Making Cyanotype Prints in the Kitchen

I’ve recently discovered cyanotype printing, a process discovered in 1842 by Sir John Herschel… because I’m obviously the last guy to hear about anything. Herschel used the process to reproduce texts and diagrams, like a 170-year-old Xerox machine, however the process was also used to make photographic contact prints. The third oldest means of making photographic prints, preceded by Daguerreotype and Talbotype. I love trying new things, so I thought I’d give it a whirl.

There are several kits available to do this, but the whole process is super simple, embarrassingly simple. You can display your prints and all your cool friends will marvel at your feats of archaic know-how, despite this being the easiest print you’ll ever make.

At the core of the process is a solution of a light-sensitive mixture of two chemicals – the light-sensitive iron(III) complex with a readily oxidizable polybasic carboxylic acid, usually citric acid or oxalic acid, and hexacyanoferrate(III). Known to non-technical me as “Solution A” and “Solution B.” You can apply this to cloth or paper, or probably a multitude of other surfaces, expose it to sunlight, and create an image from the resulting silhouette of whatever you placed on top of it.

The chemistry comes in two bottles, as a powder. You need to fill these bottles with water (I used distilled water, because why not?) and shake the snot out of them to mix everything well, then wait 24 hours to use, because the package says “For best results…” and who goes into a thing like this with lofty plans for mediocre results? 24 hours later I’m ready to go!

I experimented with some Bristol paper first, because that’s what I had. I would recommend using a heavier watercolor paper, I later bought a pad of Arches watercolor paper, in the “hot press” variety, because the surface is smoother than cold press. A smoother surface translates to better detail in your photo. Using a small glass bowl and a pair of glass medicine droppers I combined an equal amount of light-sensitive iron(III) complex with a readily oxidizable polybasic carboxy… I mean “Solution A” with “Solution B,” then mix with a foam brush and apply the solution to the paper.

When applying, I didn’t go edge-to-edge, as I really like the appeal of the unpolished rough edges in the resulting image, this give it a more interesting look. I’ll be experimenting with this in the future as well. The DIY aspect of this process gives you a lot of latitude for creativity. You want to do this in a darkened room, out of direct light as it is now light sensitive. Subdued light is fine, like with drawn curtains, it doesn’t need to be as strictly dark as with other photo papers. Let it dry completely.

Once dry, you can go on to the exposure.
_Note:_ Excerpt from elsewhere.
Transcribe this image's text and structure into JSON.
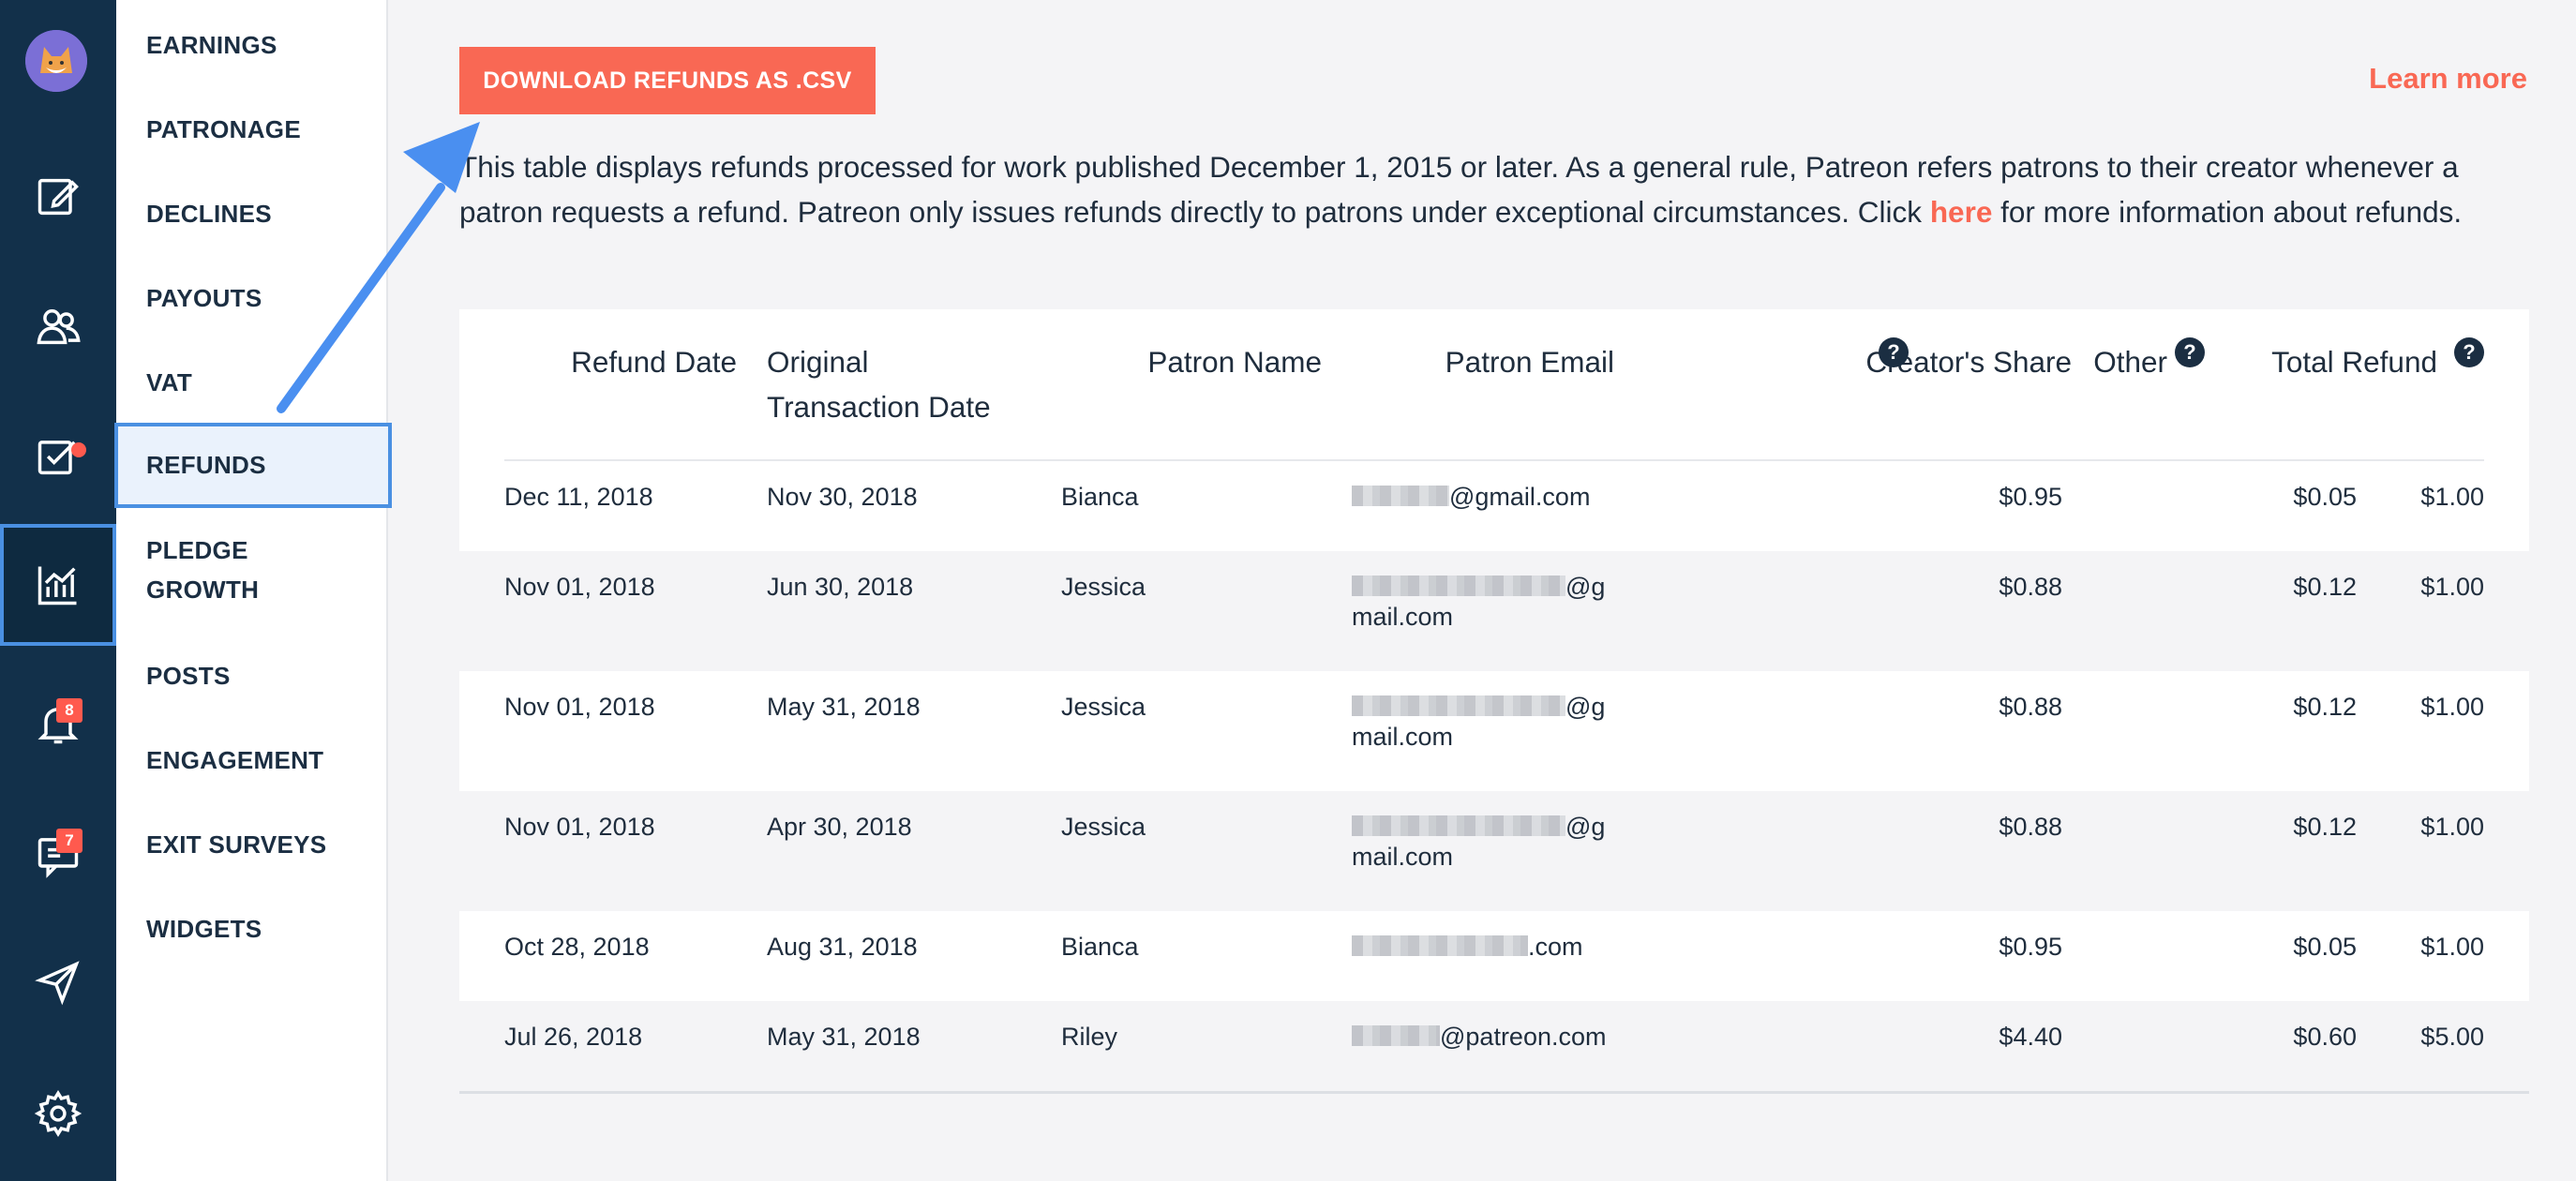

For this you need a source of light, either direct sunlight or a UV lamp. You’ll also be better off using a picture frame to hold everything flat, but using masking tape on a flat surface would also work, but a picture frame with clean glass will hold everything perfectly flat. Finally, you need your negative. Buy some clear printer media, plastic sheets used for overhead display transparencies, it’s not very expensive so get a bunch of it. Bring a black & white image into your photo editor of choice (or convert a color image to b&w), and use the “invert” filter to turn it into a negative image. Print it onto the correct side of the transparency sheet and you now have a large-format negative. Lay it on top of the treated paper and expose it for… well, who knows? This is where you need to experiment. I used a 10-volt UV lamp for 7 minutes and got a faint image, eventually I would find my sweet spot between 20 and 25 minutes.
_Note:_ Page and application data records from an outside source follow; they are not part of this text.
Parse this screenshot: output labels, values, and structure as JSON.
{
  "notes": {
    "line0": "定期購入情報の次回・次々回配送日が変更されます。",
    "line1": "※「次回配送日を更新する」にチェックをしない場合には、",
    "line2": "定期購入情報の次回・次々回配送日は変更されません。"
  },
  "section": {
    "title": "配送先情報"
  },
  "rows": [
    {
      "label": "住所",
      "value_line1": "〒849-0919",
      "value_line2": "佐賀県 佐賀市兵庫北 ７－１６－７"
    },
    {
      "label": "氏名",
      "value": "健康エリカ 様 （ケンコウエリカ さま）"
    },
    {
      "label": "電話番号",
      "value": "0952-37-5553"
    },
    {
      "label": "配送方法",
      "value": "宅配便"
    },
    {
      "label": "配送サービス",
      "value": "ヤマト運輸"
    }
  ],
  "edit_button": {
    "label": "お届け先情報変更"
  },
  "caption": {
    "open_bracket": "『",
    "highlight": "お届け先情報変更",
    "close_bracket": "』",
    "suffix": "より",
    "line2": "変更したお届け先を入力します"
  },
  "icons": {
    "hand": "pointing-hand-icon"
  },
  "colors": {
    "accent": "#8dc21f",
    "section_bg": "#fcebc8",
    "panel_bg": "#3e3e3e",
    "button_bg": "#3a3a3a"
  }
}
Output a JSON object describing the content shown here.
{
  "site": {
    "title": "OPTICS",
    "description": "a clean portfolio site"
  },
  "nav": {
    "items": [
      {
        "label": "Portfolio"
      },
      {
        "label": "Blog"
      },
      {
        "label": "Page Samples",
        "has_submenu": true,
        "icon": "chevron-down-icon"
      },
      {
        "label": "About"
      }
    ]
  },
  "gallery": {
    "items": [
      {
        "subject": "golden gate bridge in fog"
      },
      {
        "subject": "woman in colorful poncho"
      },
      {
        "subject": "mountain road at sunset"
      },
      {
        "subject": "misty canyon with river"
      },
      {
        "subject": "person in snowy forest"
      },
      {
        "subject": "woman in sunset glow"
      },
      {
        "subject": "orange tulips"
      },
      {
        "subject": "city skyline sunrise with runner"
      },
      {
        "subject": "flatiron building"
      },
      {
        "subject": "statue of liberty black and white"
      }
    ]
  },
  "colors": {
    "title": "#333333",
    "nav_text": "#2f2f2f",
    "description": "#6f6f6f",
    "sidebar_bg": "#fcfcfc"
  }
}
Once exposure is complete, immerse the print into a tray of cool water and agitate for a few minutes to wash away much of the bronze coloring until you’re left with that Prussian Blue tint. You can amplify this coloring with a few drops of light acid – hydrogen peroxide, citric acid, vinegar, lemon juice, that sort of thing. Carefully remove from the tray of water and hang it to dry with a clothespin on a string. Just like when you hang prints to dry in the darkroom (and if you haven’t done this, well you should try it sometime. Making prints in a darkroom is fun!).

The final image will look best after it’s had time to completely oxidize. Easy, right? Minimal effort, minimal cost, no enlarger necessary. No fumey toxic chemicals, either. I dream of a day when I can experiment with collodion processing (a technology that was born a decade later than cyanotype) negatives shot on a large-format Graflex field camera, but that’s a much bigger jump from where I’m at, technically-speaking. In the meantime, I’ve been enjoying my embrace of this old timey photo tech described above. It doesn’t work with every photograph, images without much contrast or detail tend to come out muddy. Landscape images that don’t translate well in b&w won’t do any better in cyanotype.

Costumed portrait shoots in 400-year-old cities, however? Perfect.